I finally got another jukebox, after having long regretted selling my previous one.
This 1973 Rock-Ola 451 is a fine machine to spin some vinyls with.
Compact size for even small spaces
The jukebox looks a bit dark, both fluorescent tubes are missing. A visit to lamp store is in order.
Inside is neat
As in all Rock-Olas that have been long in storage, the gripper mechanism was a bit stuck and did not
always grip the record. The lubricant vaseline has dried and turned into gummy stuff. Cleaning and putting
in new lubricant fixed it.
A fine machine this is. Putting in 60 cm fluorescent tubes instead of original 71 cm ones required
some modifications, but the 71 cm tubes are almost impossible to find. It is only 5 cm (two inches)
on each end so you will never notice the shorter tubes outside.
Old grommets and a bagful of new
Some rumble in the sound made me suspect the turntable motor mounting grommets. After all they are
over 30 years old, and were very hard. No wonder the motor vibration was not dampened. 3/8" pinball
rubbers made fine replacement grommets. No more rumble!
Motor hangs from three places
At the same time, I cleaned and re-oiled motor axle and bearing, and the idler wheel. A drop of
good oil ensures smooth running for some years.
It's Sunday and as usual, nothing much to do. So I decided to tackle a problem in my Rockola. When
first turned on, one or two first records sometimes stay on the turntable after ending.

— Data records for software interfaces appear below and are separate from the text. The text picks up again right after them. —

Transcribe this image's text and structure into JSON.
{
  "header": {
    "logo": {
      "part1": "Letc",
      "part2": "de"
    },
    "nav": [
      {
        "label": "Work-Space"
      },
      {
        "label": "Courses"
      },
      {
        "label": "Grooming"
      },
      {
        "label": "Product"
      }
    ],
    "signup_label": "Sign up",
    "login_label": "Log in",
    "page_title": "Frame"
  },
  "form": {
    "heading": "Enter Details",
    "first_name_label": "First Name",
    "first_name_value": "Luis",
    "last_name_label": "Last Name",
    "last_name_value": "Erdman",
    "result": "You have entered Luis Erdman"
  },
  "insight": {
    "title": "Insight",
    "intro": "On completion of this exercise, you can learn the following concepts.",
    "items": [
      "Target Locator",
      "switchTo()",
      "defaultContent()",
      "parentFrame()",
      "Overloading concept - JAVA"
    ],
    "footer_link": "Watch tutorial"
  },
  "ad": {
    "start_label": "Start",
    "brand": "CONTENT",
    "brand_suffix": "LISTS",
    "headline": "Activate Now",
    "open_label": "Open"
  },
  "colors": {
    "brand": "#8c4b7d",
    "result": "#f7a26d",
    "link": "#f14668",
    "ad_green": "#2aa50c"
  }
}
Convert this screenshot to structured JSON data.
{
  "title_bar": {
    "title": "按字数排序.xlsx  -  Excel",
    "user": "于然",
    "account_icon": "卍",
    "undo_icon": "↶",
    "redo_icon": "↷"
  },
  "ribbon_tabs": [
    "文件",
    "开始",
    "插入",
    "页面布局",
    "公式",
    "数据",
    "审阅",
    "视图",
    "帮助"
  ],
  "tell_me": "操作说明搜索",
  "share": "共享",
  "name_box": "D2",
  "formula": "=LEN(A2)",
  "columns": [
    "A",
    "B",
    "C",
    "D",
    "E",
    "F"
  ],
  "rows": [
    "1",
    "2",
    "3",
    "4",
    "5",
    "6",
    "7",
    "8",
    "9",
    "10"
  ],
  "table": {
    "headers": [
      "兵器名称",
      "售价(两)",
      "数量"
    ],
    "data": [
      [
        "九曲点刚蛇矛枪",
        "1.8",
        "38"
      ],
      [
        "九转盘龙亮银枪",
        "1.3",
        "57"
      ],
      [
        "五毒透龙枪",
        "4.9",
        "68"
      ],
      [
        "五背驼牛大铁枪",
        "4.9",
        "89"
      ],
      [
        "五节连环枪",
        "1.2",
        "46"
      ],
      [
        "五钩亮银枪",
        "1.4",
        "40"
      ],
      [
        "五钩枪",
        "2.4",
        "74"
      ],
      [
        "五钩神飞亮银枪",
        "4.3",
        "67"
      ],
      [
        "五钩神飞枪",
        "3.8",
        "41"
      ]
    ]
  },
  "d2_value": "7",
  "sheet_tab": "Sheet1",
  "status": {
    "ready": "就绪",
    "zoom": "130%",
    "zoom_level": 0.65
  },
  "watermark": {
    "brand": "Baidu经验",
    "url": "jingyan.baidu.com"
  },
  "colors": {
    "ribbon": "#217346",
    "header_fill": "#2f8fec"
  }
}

I have already
cleaned the gripper open/close mechanism, so the problem isn't anymore in the gripper not closing fast enough.
So let's examine!
OK, the gripper closes fast enough, but for some strange reason it jumps upward right before closing, and
misses the record. I found the problem to be in the two gears that control gripper movements. They are in the
same shaft, one of them moves gripper and the other closes it. There were so thick layer of old grease, now
turned into bubble-gum like mess, that the gears were sticking, and when the gripper closing gear rotated it
moved the other gear just a little bit, but enough that the gripper jumped a few millimeters up. After a few
spins and warming up, the grease softened just enough that the problem went away. Removing gears, cleaning them
and putting in a thin layer of good fresh grease solved the problem for hopefully a long time.
There are clear instructions in the manual, on how to adjust amplifier operating point or bias current.
I checked those, but only very minor adjustment was needed even though the amplifier is over 30 years old.
While the amplifier box was open, I went through all electrolytic caps with an ESR tester, and as a result,
replaced a handful of dried capacitors. Before this, the system had a slight hum for a few seconds after power on,
but now it starts up quiet.
Amplifier is easy to service when open.
And the Sunday cleaning job was a big success. No records have been missed by the gripper since. :)
Gripper gears in the center of picture.
The idler wheel that spins the turntable, was a little bit worn. That caused the turntable to lose speed
when loaded. I bought a small bottle of glycerol, and soaked the idler wheel in it for overnite, and that did
the thing! Glycerol softened the rubber and also made it slightly larger, and now there is plenty of torque
and the turntable does not slow down even if braked with a finger.